Since Ian's accident, I've come to learn some things about people who have disabilities. I've learned that people with disabilities are able to glorify God just as much, if not more, than those without disabilities. When I see the way that Ian and Larissa live, and the way that they seek to honor and please the Lord in the midst of pain and trial, I'm amazed. Ian is glorifying God in ways that I can't. He is glorifying God by being patient in trial. By trusting God. By blessing God through pain. Ian's life looks very different than mine, yet he is bearing just as much, if not more fruit than me.
I've also learned that a disability doesn't define a person. In many ways Ian is still the same guy he was before his accident. He still has a bizarre sense of humor. He is still high maintenance. Just the other day I was with Ian and I asked him how he was doing. He said, "I'll be doing much better when I get my coffee." Like I said, high maintenance. Sometimes I think we can treat people with disabilities like they are somehow different than us. Ian is still my brother in Christ and my friend. Our lives look different, but we are still bound together in Christ. He is not defined by his disability.

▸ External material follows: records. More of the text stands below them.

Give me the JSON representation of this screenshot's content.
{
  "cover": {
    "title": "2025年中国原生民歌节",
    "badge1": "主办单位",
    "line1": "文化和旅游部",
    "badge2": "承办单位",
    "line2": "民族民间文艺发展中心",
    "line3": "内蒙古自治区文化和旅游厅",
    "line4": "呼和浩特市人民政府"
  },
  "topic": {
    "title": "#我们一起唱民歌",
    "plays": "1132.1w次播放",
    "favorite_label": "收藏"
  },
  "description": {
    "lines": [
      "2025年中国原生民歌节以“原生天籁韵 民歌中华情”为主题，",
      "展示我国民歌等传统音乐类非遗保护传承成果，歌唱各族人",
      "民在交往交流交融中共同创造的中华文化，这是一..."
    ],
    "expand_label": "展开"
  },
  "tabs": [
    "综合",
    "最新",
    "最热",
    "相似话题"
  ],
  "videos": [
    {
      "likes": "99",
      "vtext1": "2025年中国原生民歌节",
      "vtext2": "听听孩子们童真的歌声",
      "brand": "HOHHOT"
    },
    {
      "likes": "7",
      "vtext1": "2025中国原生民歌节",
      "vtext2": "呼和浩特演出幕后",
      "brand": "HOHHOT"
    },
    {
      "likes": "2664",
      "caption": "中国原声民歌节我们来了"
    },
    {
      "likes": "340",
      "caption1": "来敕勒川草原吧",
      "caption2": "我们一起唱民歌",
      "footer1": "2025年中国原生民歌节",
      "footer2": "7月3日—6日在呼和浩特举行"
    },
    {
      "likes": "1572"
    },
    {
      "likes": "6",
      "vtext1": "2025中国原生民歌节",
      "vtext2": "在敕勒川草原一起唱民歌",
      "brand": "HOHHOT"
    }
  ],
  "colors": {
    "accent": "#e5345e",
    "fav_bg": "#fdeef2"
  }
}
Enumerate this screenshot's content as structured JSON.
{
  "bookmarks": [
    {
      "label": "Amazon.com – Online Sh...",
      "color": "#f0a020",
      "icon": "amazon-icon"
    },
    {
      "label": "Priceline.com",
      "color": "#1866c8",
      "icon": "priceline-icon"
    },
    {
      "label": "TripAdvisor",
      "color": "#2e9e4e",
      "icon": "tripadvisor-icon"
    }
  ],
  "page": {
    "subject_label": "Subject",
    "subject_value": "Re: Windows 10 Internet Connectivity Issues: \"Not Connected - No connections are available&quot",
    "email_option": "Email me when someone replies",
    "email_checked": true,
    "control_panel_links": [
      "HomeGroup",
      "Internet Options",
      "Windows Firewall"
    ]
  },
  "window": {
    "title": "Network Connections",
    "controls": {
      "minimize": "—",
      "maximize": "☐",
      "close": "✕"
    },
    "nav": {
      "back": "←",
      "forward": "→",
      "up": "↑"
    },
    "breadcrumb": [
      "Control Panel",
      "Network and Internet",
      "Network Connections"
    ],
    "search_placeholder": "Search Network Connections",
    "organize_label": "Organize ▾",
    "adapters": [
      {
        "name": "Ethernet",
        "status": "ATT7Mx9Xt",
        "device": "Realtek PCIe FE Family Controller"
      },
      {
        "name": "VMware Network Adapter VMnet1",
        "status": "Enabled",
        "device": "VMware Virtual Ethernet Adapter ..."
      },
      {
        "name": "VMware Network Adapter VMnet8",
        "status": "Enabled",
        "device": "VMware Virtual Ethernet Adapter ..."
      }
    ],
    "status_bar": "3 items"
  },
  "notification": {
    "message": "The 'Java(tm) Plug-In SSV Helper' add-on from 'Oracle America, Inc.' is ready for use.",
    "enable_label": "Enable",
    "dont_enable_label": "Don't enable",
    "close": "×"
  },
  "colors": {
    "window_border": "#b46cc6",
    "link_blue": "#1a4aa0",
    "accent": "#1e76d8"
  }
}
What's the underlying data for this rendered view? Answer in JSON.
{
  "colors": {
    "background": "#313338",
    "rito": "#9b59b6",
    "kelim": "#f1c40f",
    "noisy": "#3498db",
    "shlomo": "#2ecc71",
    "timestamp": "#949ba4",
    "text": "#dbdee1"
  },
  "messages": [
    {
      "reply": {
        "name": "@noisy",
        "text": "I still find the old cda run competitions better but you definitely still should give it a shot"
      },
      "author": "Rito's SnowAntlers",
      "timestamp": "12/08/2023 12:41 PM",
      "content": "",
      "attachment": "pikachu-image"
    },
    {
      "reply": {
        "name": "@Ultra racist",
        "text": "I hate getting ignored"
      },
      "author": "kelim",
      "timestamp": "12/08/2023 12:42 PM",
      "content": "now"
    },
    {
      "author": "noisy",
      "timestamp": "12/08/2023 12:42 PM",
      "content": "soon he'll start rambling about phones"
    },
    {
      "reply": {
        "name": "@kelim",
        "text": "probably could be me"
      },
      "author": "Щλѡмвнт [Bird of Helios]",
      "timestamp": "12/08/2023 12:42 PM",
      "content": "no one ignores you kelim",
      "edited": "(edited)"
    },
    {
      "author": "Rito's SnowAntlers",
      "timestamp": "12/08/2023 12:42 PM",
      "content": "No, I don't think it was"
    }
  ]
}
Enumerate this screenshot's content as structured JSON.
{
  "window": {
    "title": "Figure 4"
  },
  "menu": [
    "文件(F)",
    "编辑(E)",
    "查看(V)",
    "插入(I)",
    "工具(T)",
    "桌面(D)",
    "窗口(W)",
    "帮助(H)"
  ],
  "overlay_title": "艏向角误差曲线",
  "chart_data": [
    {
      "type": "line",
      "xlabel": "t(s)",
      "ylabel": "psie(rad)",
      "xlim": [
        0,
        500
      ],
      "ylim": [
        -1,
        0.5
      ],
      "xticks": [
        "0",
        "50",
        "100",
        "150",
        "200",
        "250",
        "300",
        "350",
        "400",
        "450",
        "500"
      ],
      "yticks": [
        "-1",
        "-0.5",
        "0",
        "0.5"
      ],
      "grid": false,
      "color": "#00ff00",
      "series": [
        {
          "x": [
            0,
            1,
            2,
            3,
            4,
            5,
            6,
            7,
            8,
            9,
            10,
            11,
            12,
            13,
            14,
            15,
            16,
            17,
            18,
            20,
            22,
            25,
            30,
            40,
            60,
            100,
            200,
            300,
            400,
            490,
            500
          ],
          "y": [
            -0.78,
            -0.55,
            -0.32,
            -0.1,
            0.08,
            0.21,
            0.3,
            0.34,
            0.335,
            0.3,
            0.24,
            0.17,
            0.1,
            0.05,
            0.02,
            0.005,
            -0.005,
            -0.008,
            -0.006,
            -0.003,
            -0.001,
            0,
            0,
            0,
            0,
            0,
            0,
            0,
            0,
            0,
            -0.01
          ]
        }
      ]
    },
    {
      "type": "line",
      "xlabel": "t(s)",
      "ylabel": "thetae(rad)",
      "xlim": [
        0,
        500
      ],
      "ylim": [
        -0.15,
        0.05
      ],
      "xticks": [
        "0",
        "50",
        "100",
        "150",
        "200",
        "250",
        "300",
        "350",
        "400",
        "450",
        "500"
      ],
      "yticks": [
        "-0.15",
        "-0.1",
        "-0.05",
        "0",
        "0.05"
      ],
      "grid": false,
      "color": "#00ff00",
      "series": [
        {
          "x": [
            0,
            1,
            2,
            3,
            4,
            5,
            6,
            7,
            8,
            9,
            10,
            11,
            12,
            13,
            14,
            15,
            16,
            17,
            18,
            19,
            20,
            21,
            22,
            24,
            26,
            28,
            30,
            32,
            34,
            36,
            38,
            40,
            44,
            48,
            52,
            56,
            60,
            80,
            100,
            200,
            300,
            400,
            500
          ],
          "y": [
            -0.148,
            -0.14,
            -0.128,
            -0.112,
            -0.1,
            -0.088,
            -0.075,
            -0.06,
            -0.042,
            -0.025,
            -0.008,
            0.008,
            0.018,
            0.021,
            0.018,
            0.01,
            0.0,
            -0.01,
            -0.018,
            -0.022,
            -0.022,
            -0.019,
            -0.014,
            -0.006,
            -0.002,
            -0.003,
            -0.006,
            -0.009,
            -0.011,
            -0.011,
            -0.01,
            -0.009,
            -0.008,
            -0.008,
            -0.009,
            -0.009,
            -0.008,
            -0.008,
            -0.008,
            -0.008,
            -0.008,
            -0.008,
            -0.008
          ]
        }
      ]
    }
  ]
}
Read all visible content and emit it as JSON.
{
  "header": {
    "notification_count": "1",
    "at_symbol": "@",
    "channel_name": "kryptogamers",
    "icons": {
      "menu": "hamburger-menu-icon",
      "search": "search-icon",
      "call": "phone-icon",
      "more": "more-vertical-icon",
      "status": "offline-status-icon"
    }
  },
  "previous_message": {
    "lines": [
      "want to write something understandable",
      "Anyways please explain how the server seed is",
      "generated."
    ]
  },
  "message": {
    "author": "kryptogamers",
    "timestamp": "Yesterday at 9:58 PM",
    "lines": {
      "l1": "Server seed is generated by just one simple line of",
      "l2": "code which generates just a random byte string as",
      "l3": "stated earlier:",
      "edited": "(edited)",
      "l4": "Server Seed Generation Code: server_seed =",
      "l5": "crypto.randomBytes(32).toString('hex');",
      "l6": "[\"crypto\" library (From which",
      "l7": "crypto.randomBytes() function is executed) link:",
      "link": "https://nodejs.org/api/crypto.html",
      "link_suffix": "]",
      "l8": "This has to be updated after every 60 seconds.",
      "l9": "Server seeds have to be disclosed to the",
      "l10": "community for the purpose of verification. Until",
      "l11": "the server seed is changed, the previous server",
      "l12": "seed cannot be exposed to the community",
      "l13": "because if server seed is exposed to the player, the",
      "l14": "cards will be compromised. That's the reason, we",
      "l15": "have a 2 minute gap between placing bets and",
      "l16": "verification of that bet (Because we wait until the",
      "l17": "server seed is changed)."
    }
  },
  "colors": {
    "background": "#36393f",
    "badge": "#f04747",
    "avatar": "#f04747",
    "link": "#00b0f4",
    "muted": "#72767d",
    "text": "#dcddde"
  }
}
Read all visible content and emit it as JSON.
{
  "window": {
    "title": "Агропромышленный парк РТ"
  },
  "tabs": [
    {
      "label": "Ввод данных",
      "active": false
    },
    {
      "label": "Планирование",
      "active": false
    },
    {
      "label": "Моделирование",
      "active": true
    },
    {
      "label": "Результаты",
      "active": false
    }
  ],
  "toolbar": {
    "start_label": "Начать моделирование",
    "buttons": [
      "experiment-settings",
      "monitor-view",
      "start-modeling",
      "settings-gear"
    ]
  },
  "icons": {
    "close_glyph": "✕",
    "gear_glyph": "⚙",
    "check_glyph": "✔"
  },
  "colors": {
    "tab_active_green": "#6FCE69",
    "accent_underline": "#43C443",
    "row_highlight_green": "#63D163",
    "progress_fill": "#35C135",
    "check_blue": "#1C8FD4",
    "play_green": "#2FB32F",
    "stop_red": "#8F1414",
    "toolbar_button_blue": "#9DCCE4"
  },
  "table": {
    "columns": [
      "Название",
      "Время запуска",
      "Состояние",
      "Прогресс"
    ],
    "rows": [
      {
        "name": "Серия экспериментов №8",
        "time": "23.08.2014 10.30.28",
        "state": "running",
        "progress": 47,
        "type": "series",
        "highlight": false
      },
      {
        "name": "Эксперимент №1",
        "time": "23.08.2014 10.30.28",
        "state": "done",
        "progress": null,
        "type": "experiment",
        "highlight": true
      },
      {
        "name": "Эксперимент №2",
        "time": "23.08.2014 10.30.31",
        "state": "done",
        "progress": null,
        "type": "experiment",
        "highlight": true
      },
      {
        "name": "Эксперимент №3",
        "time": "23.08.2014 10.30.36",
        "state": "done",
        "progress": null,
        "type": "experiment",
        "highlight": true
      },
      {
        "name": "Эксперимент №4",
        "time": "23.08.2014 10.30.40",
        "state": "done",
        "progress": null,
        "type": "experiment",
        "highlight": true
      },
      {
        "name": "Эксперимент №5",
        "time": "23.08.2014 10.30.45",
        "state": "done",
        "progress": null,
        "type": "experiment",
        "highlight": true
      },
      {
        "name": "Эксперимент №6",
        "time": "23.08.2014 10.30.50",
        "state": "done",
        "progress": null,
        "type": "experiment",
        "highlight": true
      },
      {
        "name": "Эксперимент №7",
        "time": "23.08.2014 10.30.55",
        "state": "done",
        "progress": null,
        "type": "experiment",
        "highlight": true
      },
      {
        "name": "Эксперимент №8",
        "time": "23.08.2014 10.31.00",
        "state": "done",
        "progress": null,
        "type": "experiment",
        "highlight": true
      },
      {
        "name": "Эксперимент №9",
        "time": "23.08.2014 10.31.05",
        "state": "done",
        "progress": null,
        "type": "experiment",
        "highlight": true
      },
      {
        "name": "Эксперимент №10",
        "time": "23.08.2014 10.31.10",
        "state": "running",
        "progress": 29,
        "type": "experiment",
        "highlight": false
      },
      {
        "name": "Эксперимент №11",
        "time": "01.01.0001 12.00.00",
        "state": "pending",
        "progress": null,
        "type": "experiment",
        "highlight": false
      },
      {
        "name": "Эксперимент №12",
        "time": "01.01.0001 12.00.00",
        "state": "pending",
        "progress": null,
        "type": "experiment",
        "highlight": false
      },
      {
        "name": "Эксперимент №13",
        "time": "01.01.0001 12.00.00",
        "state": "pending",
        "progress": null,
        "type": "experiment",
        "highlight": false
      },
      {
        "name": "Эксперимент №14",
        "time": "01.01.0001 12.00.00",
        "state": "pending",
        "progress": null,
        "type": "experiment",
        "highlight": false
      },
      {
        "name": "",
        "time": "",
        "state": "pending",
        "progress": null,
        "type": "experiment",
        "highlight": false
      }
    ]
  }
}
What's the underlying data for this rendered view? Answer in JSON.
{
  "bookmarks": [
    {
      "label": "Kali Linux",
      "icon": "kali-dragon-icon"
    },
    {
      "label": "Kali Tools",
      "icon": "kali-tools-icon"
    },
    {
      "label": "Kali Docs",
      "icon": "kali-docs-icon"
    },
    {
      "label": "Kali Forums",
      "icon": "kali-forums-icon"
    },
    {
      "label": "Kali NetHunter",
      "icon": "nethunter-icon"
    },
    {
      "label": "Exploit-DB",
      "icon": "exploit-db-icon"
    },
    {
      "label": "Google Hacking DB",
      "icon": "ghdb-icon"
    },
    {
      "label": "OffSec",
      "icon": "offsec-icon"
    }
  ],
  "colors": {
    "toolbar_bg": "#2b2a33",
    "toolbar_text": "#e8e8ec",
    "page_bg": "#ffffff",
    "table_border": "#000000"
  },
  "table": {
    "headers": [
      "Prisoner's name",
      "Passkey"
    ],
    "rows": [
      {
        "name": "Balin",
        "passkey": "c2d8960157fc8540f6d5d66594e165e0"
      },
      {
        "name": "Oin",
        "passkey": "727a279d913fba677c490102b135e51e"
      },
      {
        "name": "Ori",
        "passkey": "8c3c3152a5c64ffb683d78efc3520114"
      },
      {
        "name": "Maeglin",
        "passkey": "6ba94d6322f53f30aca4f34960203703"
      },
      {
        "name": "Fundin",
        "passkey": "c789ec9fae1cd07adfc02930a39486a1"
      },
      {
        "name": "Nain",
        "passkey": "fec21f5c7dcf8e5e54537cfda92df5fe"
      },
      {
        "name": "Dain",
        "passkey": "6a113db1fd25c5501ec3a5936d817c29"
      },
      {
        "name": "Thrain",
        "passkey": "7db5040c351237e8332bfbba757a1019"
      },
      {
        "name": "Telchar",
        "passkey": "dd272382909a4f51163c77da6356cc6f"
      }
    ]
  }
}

Finally, I've learned to appreciate heaven more. Ian and Larissa look forward to heaven more than any people I know. Ian's disability pushes his eyes heavenward. He knows that in many ways, this life stinks. I'm provoked by Ian's longing for heaven. I can be pretty darn complacent and comfortable. When things are going well, heaven recedes to the background. I want to be more like my friend Ian.